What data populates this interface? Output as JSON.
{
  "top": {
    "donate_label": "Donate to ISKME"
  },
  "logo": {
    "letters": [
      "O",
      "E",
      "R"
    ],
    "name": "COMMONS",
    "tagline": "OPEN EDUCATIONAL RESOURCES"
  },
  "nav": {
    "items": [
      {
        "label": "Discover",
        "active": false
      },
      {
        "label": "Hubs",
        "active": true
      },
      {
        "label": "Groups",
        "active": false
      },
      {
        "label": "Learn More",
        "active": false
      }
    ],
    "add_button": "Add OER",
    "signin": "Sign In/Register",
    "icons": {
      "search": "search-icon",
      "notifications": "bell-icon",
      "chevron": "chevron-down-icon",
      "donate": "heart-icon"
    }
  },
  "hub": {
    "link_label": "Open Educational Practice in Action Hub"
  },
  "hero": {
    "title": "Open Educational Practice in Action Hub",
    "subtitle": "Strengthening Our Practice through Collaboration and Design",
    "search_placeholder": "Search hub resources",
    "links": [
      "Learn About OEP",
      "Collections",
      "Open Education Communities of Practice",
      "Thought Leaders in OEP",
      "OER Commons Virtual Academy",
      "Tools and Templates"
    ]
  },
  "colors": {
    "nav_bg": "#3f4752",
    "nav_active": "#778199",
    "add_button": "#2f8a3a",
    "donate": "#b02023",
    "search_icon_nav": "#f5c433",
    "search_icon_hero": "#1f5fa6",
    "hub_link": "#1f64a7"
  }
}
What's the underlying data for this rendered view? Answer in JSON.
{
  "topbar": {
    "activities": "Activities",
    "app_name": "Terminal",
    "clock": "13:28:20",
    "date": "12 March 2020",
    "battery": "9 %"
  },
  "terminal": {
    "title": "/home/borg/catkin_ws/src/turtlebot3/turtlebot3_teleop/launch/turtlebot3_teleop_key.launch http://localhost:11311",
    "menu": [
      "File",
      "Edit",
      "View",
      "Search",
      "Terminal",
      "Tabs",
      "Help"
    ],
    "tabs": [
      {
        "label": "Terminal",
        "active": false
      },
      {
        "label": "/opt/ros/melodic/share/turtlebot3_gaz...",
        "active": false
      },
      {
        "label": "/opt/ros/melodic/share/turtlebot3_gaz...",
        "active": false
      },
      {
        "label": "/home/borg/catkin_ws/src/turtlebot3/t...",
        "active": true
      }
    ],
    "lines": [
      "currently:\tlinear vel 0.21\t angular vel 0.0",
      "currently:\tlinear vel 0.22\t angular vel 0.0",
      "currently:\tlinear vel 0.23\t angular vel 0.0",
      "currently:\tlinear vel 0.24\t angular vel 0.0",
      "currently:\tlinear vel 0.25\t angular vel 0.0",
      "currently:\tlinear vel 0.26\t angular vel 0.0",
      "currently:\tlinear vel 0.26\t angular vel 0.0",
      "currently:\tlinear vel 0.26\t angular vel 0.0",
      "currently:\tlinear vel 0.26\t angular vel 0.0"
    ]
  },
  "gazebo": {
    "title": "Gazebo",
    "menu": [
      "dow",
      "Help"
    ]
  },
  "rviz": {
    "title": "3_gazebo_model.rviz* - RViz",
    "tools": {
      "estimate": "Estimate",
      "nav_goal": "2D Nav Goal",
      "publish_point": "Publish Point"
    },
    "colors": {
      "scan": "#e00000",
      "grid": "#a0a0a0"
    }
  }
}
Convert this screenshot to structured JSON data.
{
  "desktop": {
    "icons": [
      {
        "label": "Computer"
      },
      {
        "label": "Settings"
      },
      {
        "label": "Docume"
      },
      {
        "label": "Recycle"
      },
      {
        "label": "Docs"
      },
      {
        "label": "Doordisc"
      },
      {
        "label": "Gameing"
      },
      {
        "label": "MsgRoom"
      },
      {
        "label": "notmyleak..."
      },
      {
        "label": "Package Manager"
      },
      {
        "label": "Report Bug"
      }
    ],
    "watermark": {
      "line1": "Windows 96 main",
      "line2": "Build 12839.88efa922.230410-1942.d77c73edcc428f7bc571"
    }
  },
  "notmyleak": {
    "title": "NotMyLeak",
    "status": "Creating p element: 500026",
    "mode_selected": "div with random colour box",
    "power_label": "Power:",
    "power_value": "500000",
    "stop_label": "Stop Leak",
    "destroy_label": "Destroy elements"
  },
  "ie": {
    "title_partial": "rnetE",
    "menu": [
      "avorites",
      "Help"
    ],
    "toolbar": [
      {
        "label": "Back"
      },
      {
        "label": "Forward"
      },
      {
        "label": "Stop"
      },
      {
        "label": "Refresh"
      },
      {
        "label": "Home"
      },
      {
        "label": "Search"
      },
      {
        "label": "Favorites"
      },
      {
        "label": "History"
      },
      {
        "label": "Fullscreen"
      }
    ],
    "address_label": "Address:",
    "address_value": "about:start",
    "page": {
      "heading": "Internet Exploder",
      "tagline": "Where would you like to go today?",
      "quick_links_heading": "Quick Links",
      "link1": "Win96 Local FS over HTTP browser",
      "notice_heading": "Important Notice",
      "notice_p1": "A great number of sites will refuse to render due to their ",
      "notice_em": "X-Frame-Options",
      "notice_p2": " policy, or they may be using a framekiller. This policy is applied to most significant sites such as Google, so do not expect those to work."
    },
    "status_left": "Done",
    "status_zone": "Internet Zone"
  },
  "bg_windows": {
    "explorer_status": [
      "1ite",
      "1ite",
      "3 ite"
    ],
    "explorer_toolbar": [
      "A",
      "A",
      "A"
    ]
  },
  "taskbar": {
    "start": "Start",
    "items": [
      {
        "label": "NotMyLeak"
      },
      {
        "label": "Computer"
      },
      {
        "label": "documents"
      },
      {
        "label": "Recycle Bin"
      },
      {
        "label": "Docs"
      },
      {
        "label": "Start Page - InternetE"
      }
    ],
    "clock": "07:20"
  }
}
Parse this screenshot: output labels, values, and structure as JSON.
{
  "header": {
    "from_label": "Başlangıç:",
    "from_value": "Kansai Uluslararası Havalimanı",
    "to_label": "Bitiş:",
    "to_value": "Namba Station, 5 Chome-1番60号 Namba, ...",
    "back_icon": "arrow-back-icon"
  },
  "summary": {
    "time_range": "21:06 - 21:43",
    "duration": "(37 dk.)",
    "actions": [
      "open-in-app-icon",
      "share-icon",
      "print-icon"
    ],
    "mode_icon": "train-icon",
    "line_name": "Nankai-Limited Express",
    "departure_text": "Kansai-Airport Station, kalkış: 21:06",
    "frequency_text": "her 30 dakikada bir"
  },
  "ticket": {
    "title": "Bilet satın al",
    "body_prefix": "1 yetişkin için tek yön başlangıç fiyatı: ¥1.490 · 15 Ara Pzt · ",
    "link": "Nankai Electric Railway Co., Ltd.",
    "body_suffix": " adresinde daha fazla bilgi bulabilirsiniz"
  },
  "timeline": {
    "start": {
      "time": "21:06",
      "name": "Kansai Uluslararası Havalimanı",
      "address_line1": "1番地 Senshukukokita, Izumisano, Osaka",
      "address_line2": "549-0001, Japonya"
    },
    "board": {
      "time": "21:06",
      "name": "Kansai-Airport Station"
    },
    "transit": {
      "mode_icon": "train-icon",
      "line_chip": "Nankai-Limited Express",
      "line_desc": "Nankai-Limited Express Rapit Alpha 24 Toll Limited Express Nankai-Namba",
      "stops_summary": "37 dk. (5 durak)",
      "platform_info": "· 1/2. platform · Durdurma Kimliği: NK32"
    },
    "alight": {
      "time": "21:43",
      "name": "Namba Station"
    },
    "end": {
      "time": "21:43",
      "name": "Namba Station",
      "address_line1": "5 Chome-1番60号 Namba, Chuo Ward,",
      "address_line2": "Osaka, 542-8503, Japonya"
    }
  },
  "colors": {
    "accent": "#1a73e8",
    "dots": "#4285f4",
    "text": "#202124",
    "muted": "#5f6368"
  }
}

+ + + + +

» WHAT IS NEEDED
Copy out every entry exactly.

» REPLY
What data populates this interface? Output as JSON.
{
  "top": {
    "donate_label": "Donate to ISKME"
  },
  "logo": {
    "letters": [
      "O",
      "E",
      "R"
    ],
    "name": "COMMONS",
    "tagline": "OPEN EDUCATIONAL RESOURCES"
  },
  "nav": {
    "items": [
      {
        "label": "Discover",
        "active": false
      },
      {
        "label": "Hubs",
        "active": true
      },
      {
        "label": "Groups",
        "active": false
      },
      {
        "label": "Learn More",
        "active": false
      }
    ],
    "add_button": "Add OER",
    "signin": "Sign In/Register",
    "icons": {
      "search": "search-icon",
      "notifications": "bell-icon",
      "chevron": "chevron-down-icon",
      "donate": "heart-icon"
    }
  },
  "hub": {
    "link_label": "Open Educational Practice in Action Hub"
  },
  "hero": {
    "title": "Open Educational Practice in Action Hub",
    "subtitle": "Strengthening Our Practice through Collaboration and Design",
    "search_placeholder": "Search hub resources",
    "links": [
      "Learn About OEP",
      "Collections",
      "Open Education Communities of Practice",
      "Thought Leaders in OEP",
      "OER Commons Virtual Academy",
      "Tools and Templates"
    ]
  },
  "colors": {
    "nav_bg": "#3f4752",
    "nav_active": "#778199",
    "add_button": "#2f8a3a",
    "donate": "#b02023",
    "search_icon_nav": "#f5c433",
    "search_icon_hero": "#1f5fa6",
    "hub_link": "#1f64a7"
  }
}
What's the underlying data for this rendered view? Answer in JSON.
{
  "topbar": {
    "activities": "Activities",
    "app_name": "Terminal",
    "clock": "13:28:20",
    "date": "12 March 2020",
    "battery": "9 %"
  },
  "terminal": {
    "title": "/home/borg/catkin_ws/src/turtlebot3/turtlebot3_teleop/launch/turtlebot3_teleop_key.launch http://localhost:11311",
    "menu": [
      "File",
      "Edit",
      "View",
      "Search",
      "Terminal",
      "Tabs",
      "Help"
    ],
    "tabs": [
      {
        "label": "Terminal",
        "active": false
      },
      {
        "label": "/opt/ros/melodic/share/turtlebot3_gaz...",
        "active": false
      },
      {
        "label": "/opt/ros/melodic/share/turtlebot3_gaz...",
        "active": false
      },
      {
        "label": "/home/borg/catkin_ws/src/turtlebot3/t...",
        "active": true
      }
    ],
    "lines": [
      "currently:\tlinear vel 0.21\t angular vel 0.0",
      "currently:\tlinear vel 0.22\t angular vel 0.0",
      "currently:\tlinear vel 0.23\t angular vel 0.0",
      "currently:\tlinear vel 0.24\t angular vel 0.0",
      "currently:\tlinear vel 0.25\t angular vel 0.0",
      "currently:\tlinear vel 0.26\t angular vel 0.0",
      "currently:\tlinear vel 0.26\t angular vel 0.0",
      "currently:\tlinear vel 0.26\t angular vel 0.0",
      "currently:\tlinear vel 0.26\t angular vel 0.0"
    ]
  },
  "gazebo": {
    "title": "Gazebo",
    "menu": [
      "dow",
      "Help"
    ]
  },
  "rviz": {
    "title": "3_gazebo_model.rviz* - RViz",
    "tools": {
      "estimate": "Estimate",
      "nav_goal": "2D Nav Goal",
      "publish_point": "Publish Point"
    },
    "colors": {
      "scan": "#e00000",
      "grid": "#a0a0a0"
    }
  }
}
Convert this screenshot to structured JSON data.
{
  "desktop": {
    "icons": [
      {
        "label": "Computer"
      },
      {
        "label": "Settings"
      },
      {
        "label": "Docume"
      },
      {
        "label": "Recycle"
      },
      {
        "label": "Docs"
      },
      {
        "label": "Doordisc"
      },
      {
        "label": "Gameing"
      },
      {
        "label": "MsgRoom"
      },
      {
        "label": "notmyleak..."
      },
      {
        "label": "Package Manager"
      },
      {
        "label": "Report Bug"
      }
    ],
    "watermark": {
      "line1": "Windows 96 main",
      "line2": "Build 12839.88efa922.230410-1942.d77c73edcc428f7bc571"
    }
  },
  "notmyleak": {
    "title": "NotMyLeak",
    "status": "Creating p element: 500026",
    "mode_selected": "div with random colour box",
    "power_label": "Power:",
    "power_value": "500000",
    "stop_label": "Stop Leak",
    "destroy_label": "Destroy elements"
  },
  "ie": {
    "title_partial": "rnetE",
    "menu": [
      "avorites",
      "Help"
    ],
    "toolbar": [
      {
        "label": "Back"
      },
      {
        "label": "Forward"
      },
      {
        "label": "Stop"
      },
      {
        "label": "Refresh"
      },
      {
        "label": "Home"
      },
      {
        "label": "Search"
      },
      {
        "label": "Favorites"
      },
      {
        "label": "History"
      },
      {
        "label": "Fullscreen"
      }
    ],
    "address_label": "Address:",
    "address_value": "about:start",
    "page": {
      "heading": "Internet Exploder",
      "tagline": "Where would you like to go today?",
      "quick_links_heading": "Quick Links",
      "link1": "Win96 Local FS over HTTP browser",
      "notice_heading": "Important Notice",
      "notice_p1": "A great number of sites will refuse to render due to their ",
      "notice_em": "X-Frame-Options",
      "notice_p2": " policy, or they may be using a framekiller. This policy is applied to most significant sites such as Google, so do not expect those to work."
    },
    "status_left": "Done",
    "status_zone": "Internet Zone"
  },
  "bg_windows": {
    "explorer_status": [
      "1ite",
      "1ite",
      "3 ite"
    ],
    "explorer_toolbar": [
      "A",
      "A",
      "A"
    ]
  },
  "taskbar": {
    "start": "Start",
    "items": [
      {
        "label": "NotMyLeak"
      },
      {
        "label": "Computer"
      },
      {
        "label": "documents"
      },
      {
        "label": "Recycle Bin"
      },
      {
        "label": "Docs"
      },
      {
        "label": "Start Page - InternetE"
      }
    ],
    "clock": "07:20"
  }
}
Parse this screenshot: output labels, values, and structure as JSON.
{
  "header": {
    "from_label": "Başlangıç:",
    "from_value": "Kansai Uluslararası Havalimanı",
    "to_label": "Bitiş:",
    "to_value": "Namba Station, 5 Chome-1番60号 Namba, ...",
    "back_icon": "arrow-back-icon"
  },
  "summary": {
    "time_range": "21:06 - 21:43",
    "duration": "(37 dk.)",
    "actions": [
      "open-in-app-icon",
      "share-icon",
      "print-icon"
    ],
    "mode_icon": "train-icon",
    "line_name": "Nankai-Limited Express",
    "departure_text": "Kansai-Airport Station, kalkış: 21:06",
    "frequency_text": "her 30 dakikada bir"
  },
  "ticket": {
    "title": "Bilet satın al",
    "body_prefix": "1 yetişkin için tek yön başlangıç fiyatı: ¥1.490 · 15 Ara Pzt · ",
    "link": "Nankai Electric Railway Co., Ltd.",
    "body_suffix": " adresinde daha fazla bilgi bulabilirsiniz"
  },
  "timeline": {
    "start": {
      "time": "21:06",
      "name": "Kansai Uluslararası Havalimanı",
      "address_line1": "1番地 Senshukukokita, Izumisano, Osaka",
      "address_line2": "549-0001, Japonya"
    },
    "board": {
      "time": "21:06",
      "name": "Kansai-Airport Station"
    },
    "transit": {
      "mode_icon": "train-icon",
      "line_chip": "Nankai-Limited Express",
      "line_desc": "Nankai-Limited Express Rapit Alpha 24 Toll Limited Express Nankai-Namba",
      "stops_summary": "37 dk. (5 durak)",
      "platform_info": "· 1/2. platform · Durdurma Kimliği: NK32"
    },
    "alight": {
      "time": "21:43",
      "name": "Namba Station"
    },
    "end": {
      "time": "21:43",
      "name": "Namba Station",
      "address_line1": "5 Chome-1番60号 Namba, Chuo Ward,",
      "address_line2": "Osaka, 542-8503, Japonya"
    }
  },
  "colors": {
    "accent": "#1a73e8",
    "dots": "#4285f4",
    "text": "#202124",
    "muted": "#5f6368"
  }
}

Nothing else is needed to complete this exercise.